The International Agency for Research on Cancer (IARC) is the outcome of an initiative by a group of leading French public figures, who succeeded in persuading President de Gaulle to adopt a project to lighten humanity's ever-growing burden of cancer. The project rapidly gained momentum, and IARC was created on 20 May 1965, by a resolution of the World Health Assembly, as the specialized cancer agency of the World Health Organization. The Agency's headquarters building was provided by its host in Lyon, France.
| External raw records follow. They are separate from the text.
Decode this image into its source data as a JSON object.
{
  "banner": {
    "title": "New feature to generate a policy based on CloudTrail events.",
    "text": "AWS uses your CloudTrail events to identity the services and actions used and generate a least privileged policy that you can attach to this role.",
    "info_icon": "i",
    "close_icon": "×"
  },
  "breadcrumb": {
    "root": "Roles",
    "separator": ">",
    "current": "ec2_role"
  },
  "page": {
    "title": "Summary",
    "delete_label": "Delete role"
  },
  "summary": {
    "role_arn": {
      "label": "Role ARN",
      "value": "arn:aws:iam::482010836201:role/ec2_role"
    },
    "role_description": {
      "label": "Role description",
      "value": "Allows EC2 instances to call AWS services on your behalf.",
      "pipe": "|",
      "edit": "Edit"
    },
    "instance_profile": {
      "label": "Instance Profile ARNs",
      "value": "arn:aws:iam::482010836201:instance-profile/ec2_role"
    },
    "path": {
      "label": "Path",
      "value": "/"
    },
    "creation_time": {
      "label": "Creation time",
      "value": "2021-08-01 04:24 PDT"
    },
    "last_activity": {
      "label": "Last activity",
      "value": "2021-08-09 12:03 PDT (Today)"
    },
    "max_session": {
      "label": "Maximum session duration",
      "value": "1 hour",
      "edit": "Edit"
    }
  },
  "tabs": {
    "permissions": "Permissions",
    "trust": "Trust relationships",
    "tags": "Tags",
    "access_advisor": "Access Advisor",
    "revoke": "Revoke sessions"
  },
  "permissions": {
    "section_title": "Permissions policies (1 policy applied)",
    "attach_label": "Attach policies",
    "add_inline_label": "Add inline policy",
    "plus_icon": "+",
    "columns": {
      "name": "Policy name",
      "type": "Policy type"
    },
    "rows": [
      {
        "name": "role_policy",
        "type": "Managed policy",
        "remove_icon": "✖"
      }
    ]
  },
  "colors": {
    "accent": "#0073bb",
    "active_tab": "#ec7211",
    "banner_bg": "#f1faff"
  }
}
IARC has its own Governing Council, and in 1965 the first members were the Federal Republic of Germany, France, Italy, the United Kingdom, and the United States of America. Today, IARC's membership has grown to 25 countries.
The first IARC Director was John Higginson (1966-1981), who was followed by Lorenzo Tomatis (1982-1993), Paul Kleihues (1994-2003), Peter Boyle (2004-2008), and Christopher Wild (2009-present).
Over the past five decades, IARC has conducted research worldwide and helped thousands of cancer researchers from developing countries hone their skills through fellowships, courses, and collaborative projects.